A version of this article appeared in print on 03/30/2013, on page B3 of the New York edition with the headline: Filing Shows Twisting Path To Three-Way Race for Dell.

Copyright 2013 The New York Times Company


This project was conducted as part of the Shareholder Forum's public interest  program for "Fair Investor Access," which is open free of charge to anyone concerned with investor interests in the development of marketplace standards for expanded access to information for securities valuation and shareholder voting decisions. As stated in the posted Conditions of Participation, the Forum's purpose is to provide decision-makers with access to information and a free exchange of views on the issues presented in the program's Forum Summary. Each participant is expected to make independent use of information obtained through the Forum, subject to the privacy rights of other participants.  It is a Forum rule that participants will not be identified or quoted without their explicit permission.

The management of Dell Inc. declined the Forum's invitation to provide leadership of this project, but was encouraged to collaborate in its progress to assure cost-efficient, timely delivery of information relevant to investor decisions.
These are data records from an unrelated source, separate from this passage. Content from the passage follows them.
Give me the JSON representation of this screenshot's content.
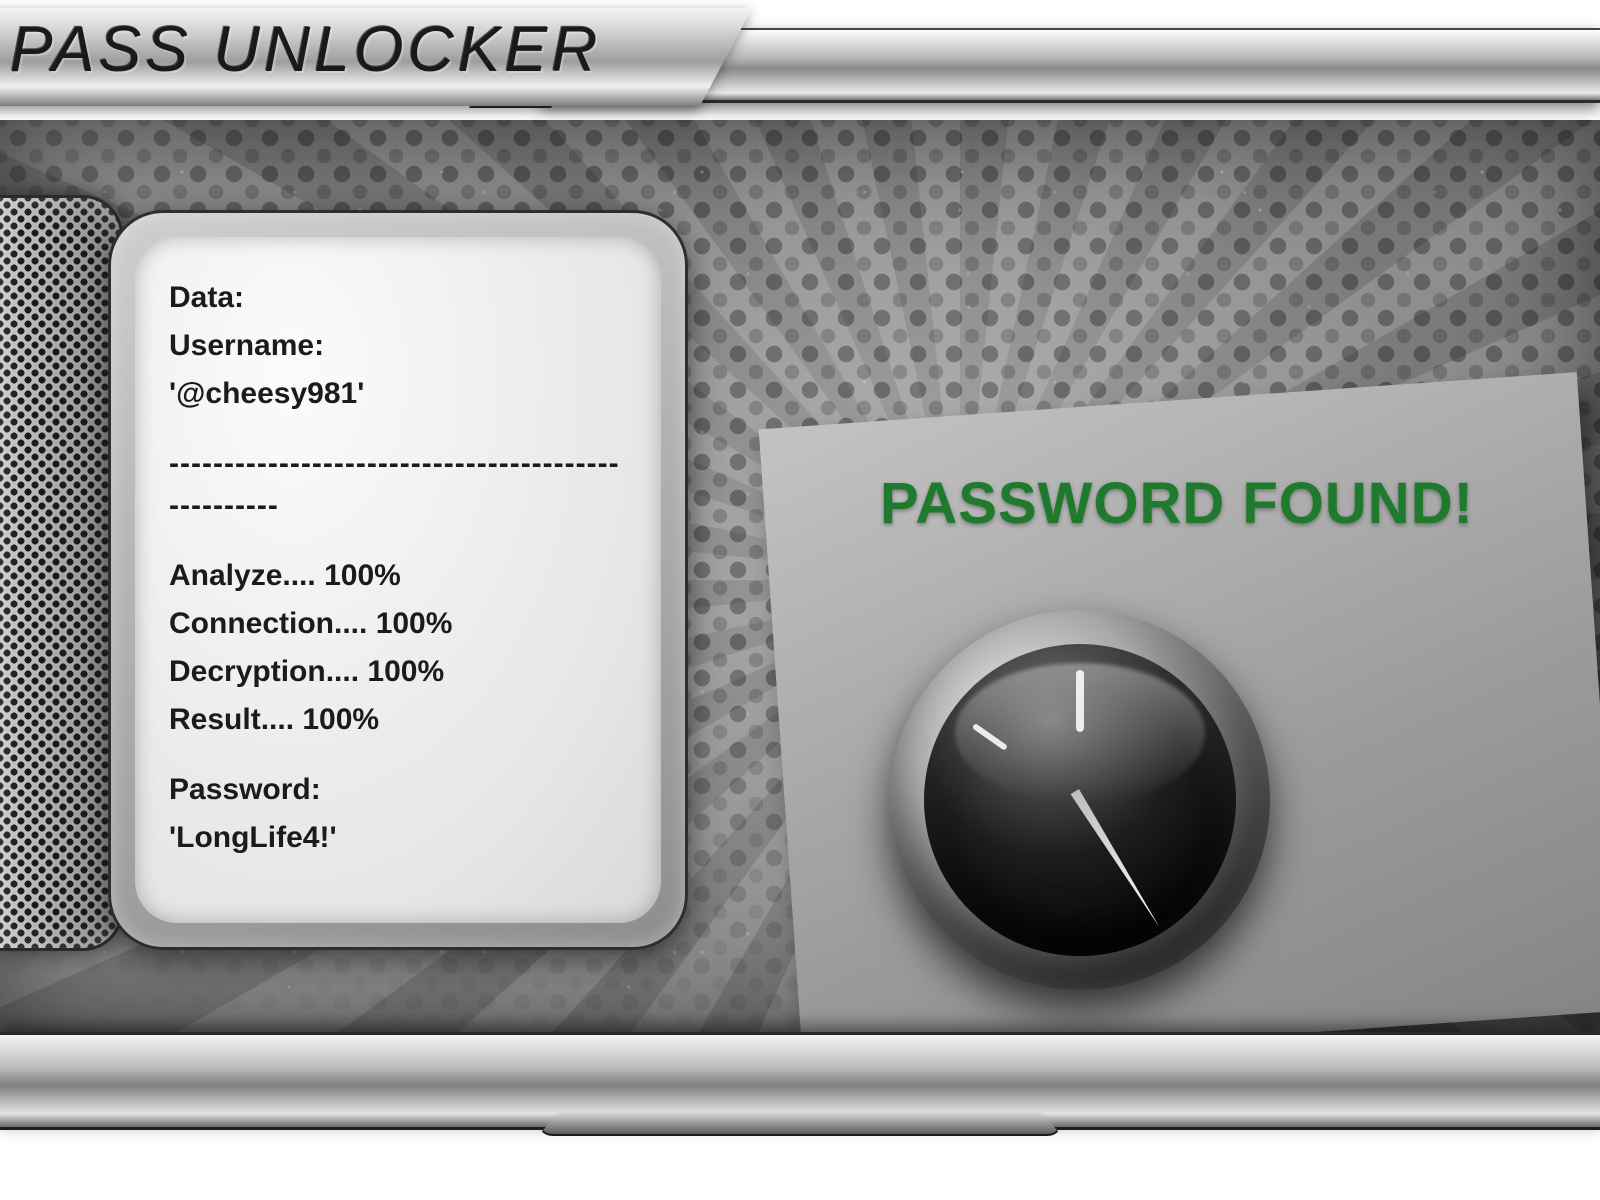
{
  "app_title": "PASS UNLOCKER",
  "panel": {
    "data_label": "Data:",
    "username_label": "Username:",
    "username_value": "'@cheesy981'",
    "divider": "---------------------------------------------------",
    "progress": [
      {
        "label": "Analyze",
        "value": "100%"
      },
      {
        "label": "Connection",
        "value": "100%"
      },
      {
        "label": "Decryption",
        "value": "100%"
      },
      {
        "label": "Result",
        "value": "100%"
      }
    ],
    "password_label": "Password:",
    "password_value": "'LongLife4!'"
  },
  "status_banner": "PASSWORD FOUND!",
  "colors": {
    "status_green": "#1f7a2e"
  }
}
As the project evolved, those information requirements were ultimately satisfied in the context of an appraisal proceeding.

Inquiries about this project and requests to be included in its distribution list may be addressed to

The information provided to Forum participants is intended for their private reference, and permission has not been granted for the republishing of any copyrighted material. The material presented on this web site is the responsibility of Gary Lutin, as chairman of the Shareholder Forum.

Shareholder Forum™ is a trademark owned by The Shareholder Forum, Inc., for the programs conducted since 1999 to support investor access to decision-making information. It should be noted that we have no responsibility for the services that Broadridge Financial Solutions, Inc., introduced for review in the Forum's 2010 "E-Meetings" program and has since been offering with the “Shareholder Forum” name, and we have asked Broadridge to use a different name that does not suggest our support or endorsement.